The group of five say that unlike their colleagues who abandoned the ship, they plan to strengthen the Democratic Party despite the pressures and current challenges. Nakaseke South MP Ssemakula Lutamaguzi says that although he believes in the wave championed by Kyagulanyi and the people power movement, he still holds his principles and belonging from within the DP.
Luttamaguzi says that this is not the time to confuse voters by changing party and still not the time to leave. Instead he says it is the time to fix problems within the Democratic Party which were caused by DP members themselves.
Bukomansimbi County MP Deogratius Kiyingi says that he doesn’t have plans to leave DP, but will work to ensure that the party is built to regain its position in Uganda’s political landscape. He says he doesn’t believe in migration when the house is on fire but believes in saving the little that can be saved. He says the people who moved are not looking for a change but their survival.
On the other hand, MP Mary Babirye Kabanda says she still believes in the DP ideology and no matter how many people leave, she will still be there.
Tochi County MP Peter Okot and Gulu Municipality MP Lyandro Komakech say they will remain in DP despite the movements. “I am not a gambler, I am a Democratic Party Member and I am not crossing to anywhere,” Okot told URN.
While appearing on a televised show on Thursday night-NBS Frontline, DP President Norbert Mao said that they will work with the people who are available and front many candidates as MPs but also to take on the party leadership positions that have remained.
DP was founded in 1954 by Benedicto Kiwanuka, the first Prime Minister of Uganda.
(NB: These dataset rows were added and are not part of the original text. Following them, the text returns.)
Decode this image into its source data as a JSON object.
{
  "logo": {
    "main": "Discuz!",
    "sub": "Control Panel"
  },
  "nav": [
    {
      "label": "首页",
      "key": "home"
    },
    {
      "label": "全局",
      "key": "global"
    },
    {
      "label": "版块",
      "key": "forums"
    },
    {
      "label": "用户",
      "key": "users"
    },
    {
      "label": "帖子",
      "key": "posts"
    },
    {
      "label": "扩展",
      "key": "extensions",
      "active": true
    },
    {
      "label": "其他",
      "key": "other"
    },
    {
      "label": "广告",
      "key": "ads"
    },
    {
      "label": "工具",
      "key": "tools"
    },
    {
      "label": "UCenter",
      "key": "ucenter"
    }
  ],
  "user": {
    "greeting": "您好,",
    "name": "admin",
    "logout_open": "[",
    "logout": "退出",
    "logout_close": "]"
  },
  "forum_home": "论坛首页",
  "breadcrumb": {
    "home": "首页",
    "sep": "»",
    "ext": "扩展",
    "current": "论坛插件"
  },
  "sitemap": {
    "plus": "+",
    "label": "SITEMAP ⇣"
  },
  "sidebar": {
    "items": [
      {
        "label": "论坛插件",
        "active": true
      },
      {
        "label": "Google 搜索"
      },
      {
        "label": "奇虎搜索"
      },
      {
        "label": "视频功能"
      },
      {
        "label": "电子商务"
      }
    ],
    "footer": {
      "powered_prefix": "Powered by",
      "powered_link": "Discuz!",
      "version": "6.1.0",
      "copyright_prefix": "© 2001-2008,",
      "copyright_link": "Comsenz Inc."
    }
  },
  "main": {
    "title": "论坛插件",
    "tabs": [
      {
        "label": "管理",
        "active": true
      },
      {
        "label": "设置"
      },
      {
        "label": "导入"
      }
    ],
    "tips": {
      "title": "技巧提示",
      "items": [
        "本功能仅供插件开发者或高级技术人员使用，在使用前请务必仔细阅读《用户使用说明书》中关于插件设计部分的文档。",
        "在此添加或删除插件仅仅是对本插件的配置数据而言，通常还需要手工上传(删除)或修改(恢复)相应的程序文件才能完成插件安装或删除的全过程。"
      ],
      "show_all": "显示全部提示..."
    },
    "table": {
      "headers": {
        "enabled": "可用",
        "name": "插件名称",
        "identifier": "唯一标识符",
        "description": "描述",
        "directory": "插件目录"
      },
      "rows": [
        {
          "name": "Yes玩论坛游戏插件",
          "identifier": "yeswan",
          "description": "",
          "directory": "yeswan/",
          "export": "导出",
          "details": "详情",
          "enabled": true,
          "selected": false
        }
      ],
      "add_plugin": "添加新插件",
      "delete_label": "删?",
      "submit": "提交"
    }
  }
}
It was previously led by Paul Kawanga Ssemwogerere for 25-years, John Ssebaana Kizito, and now Norbert Mao. However even being one of the oldest political party, DP members have bickered and split into more than two factions.